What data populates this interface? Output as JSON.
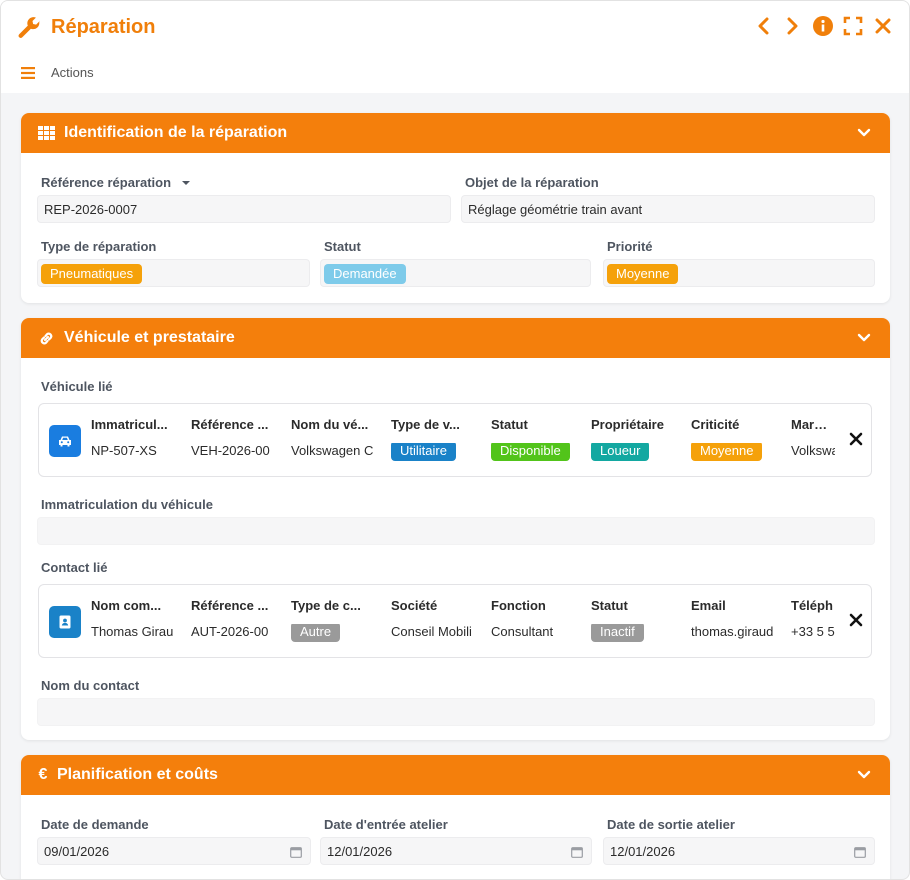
{
  "window": {
    "title": "Réparation"
  },
  "toolbar": {
    "actions_label": "Actions"
  },
  "colors": {
    "accent": "#f07f0a",
    "panel_header": "#f47f0c"
  },
  "sections": {
    "identification": {
      "title": "Identification de la réparation",
      "reference_label": "Référence réparation",
      "reference_value": "REP-2026-0007",
      "object_label": "Objet de la réparation",
      "object_value": "Réglage géométrie train avant",
      "type_label": "Type de réparation",
      "type_value": {
        "text": "Pneumatiques",
        "color": "#f5a10a"
      },
      "status_label": "Statut",
      "status_value": {
        "text": "Demandée",
        "color": "#7ecbea"
      },
      "priority_label": "Priorité",
      "priority_value": {
        "text": "Moyenne",
        "color": "#f5a10a"
      }
    },
    "vehicle": {
      "title": "Véhicule et prestataire",
      "linked_vehicle_label": "Véhicule lié",
      "vehicle_card": {
        "icon": "car-icon",
        "icon_color": "#1a7de0",
        "columns": [
          {
            "header": "Immatricul...",
            "value": "NP-507-XS"
          },
          {
            "header": "Référence ...",
            "value": "VEH-2026-00"
          },
          {
            "header": "Nom du vé...",
            "value": "Volkswagen C"
          },
          {
            "header": "Type de v...",
            "value": "Utilitaire",
            "pill_color": "#1a82c8"
          },
          {
            "header": "Statut",
            "value": "Disponible",
            "pill_color": "#52c41a"
          },
          {
            "header": "Propriétaire",
            "value": "Loueur",
            "pill_color": "#13a8a1"
          },
          {
            "header": "Criticité",
            "value": "Moyenne",
            "pill_color": "#f5a10a"
          },
          {
            "header": "Marque",
            "value": "Volkswa"
          }
        ]
      },
      "vehicle_plate_label": "Immatriculation du véhicule",
      "vehicle_plate_value": "",
      "linked_contact_label": "Contact lié",
      "contact_card": {
        "icon": "contact-card-icon",
        "icon_color": "#1a82c8",
        "columns": [
          {
            "header": "Nom com...",
            "value": "Thomas Girau"
          },
          {
            "header": "Référence ...",
            "value": "AUT-2026-00"
          },
          {
            "header": "Type de c...",
            "value": "Autre",
            "pill_color": "#9a9a9a"
          },
          {
            "header": "Société",
            "value": "Conseil Mobili"
          },
          {
            "header": "Fonction",
            "value": "Consultant"
          },
          {
            "header": "Statut",
            "value": "Inactif",
            "pill_color": "#9a9a9a"
          },
          {
            "header": "Email",
            "value": "thomas.giraud"
          },
          {
            "header": "Téléph",
            "value": "+33 5 5"
          }
        ]
      },
      "contact_name_label": "Nom du contact",
      "contact_name_value": ""
    },
    "planning": {
      "title": "Planification et coûts",
      "request_date_label": "Date de demande",
      "request_date_value": "09/01/2026",
      "entry_date_label": "Date d'entrée atelier",
      "entry_date_value": "12/01/2026",
      "exit_date_label": "Date de sortie atelier",
      "exit_date_value": "12/01/2026"
    }
  }
}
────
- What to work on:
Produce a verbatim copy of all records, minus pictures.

- Your solution:
What data populates this interface? Output as JSON.
{
  "window": {
    "title": "Réparation"
  },
  "toolbar": {
    "actions_label": "Actions"
  },
  "colors": {
    "accent": "#f07f0a",
    "panel_header": "#f47f0c"
  },
  "sections": {
    "identification": {
      "title": "Identification de la réparation",
      "reference_label": "Référence réparation",
      "reference_value": "REP-2026-0007",
      "object_label": "Objet de la réparation",
      "object_value": "Réglage géométrie train avant",
      "type_label": "Type de réparation",
      "type_value": {
        "text": "Pneumatiques",
        "color": "#f5a10a"
      },
      "status_label": "Statut",
      "status_value": {
        "text": "Demandée",
        "color": "#7ecbea"
      },
      "priority_label": "Priorité",
      "priority_value": {
        "text": "Moyenne",
        "color": "#f5a10a"
      }
    },
    "vehicle": {
      "title": "Véhicule et prestataire",
      "linked_vehicle_label": "Véhicule lié",
      "vehicle_card": {
        "icon": "car-icon",
        "icon_color": "#1a7de0",
        "columns": [
          {
            "header": "Immatricul...",
            "value": "NP-507-XS"
          },
          {
            "header": "Référence ...",
            "value": "VEH-2026-00"
          },
          {
            "header": "Nom du vé...",
            "value": "Volkswagen C"
          },
          {
            "header": "Type de v...",
            "value": "Utilitaire",
            "pill_color": "#1a82c8"
          },
          {
            "header": "Statut",
            "value": "Disponible",
            "pill_color": "#52c41a"
          },
          {
            "header": "Propriétaire",
            "value": "Loueur",
            "pill_color": "#13a8a1"
          },
          {
            "header": "Criticité",
            "value": "Moyenne",
            "pill_color": "#f5a10a"
          },
          {
            "header": "Marque",
            "value": "Volkswa"
          }
        ]
      },
      "vehicle_plate_label": "Immatriculation du véhicule",
      "vehicle_plate_value": "",
      "linked_contact_label": "Contact lié",
      "contact_card": {
        "icon": "contact-card-icon",
        "icon_color": "#1a82c8",
        "columns": [
          {
            "header": "Nom com...",
            "value": "Thomas Girau"
          },
          {
            "header": "Référence ...",
            "value": "AUT-2026-00"
          },
          {
            "header": "Type de c...",
            "value": "Autre",
            "pill_color": "#9a9a9a"
          },
          {
            "header": "Société",
            "value": "Conseil Mobili"
          },
          {
            "header": "Fonction",
            "value": "Consultant"
          },
          {
            "header": "Statut",
            "value": "Inactif",
            "pill_color": "#9a9a9a"
          },
          {
            "header": "Email",
            "value": "thomas.giraud"
          },
          {
            "header": "Téléph",
            "value": "+33 5 5"
          }
        ]
      },
      "contact_name_label": "Nom du contact",
      "contact_name_value": ""
    },
    "planning": {
      "title": "Planification et coûts",
      "request_date_label": "Date de demande",
      "request_date_value": "09/01/2026",
      "entry_date_label": "Date d'entrée atelier",
      "entry_date_value": "12/01/2026",
      "exit_date_label": "Date de sortie atelier",
      "exit_date_value": "12/01/2026"
    }
  }
}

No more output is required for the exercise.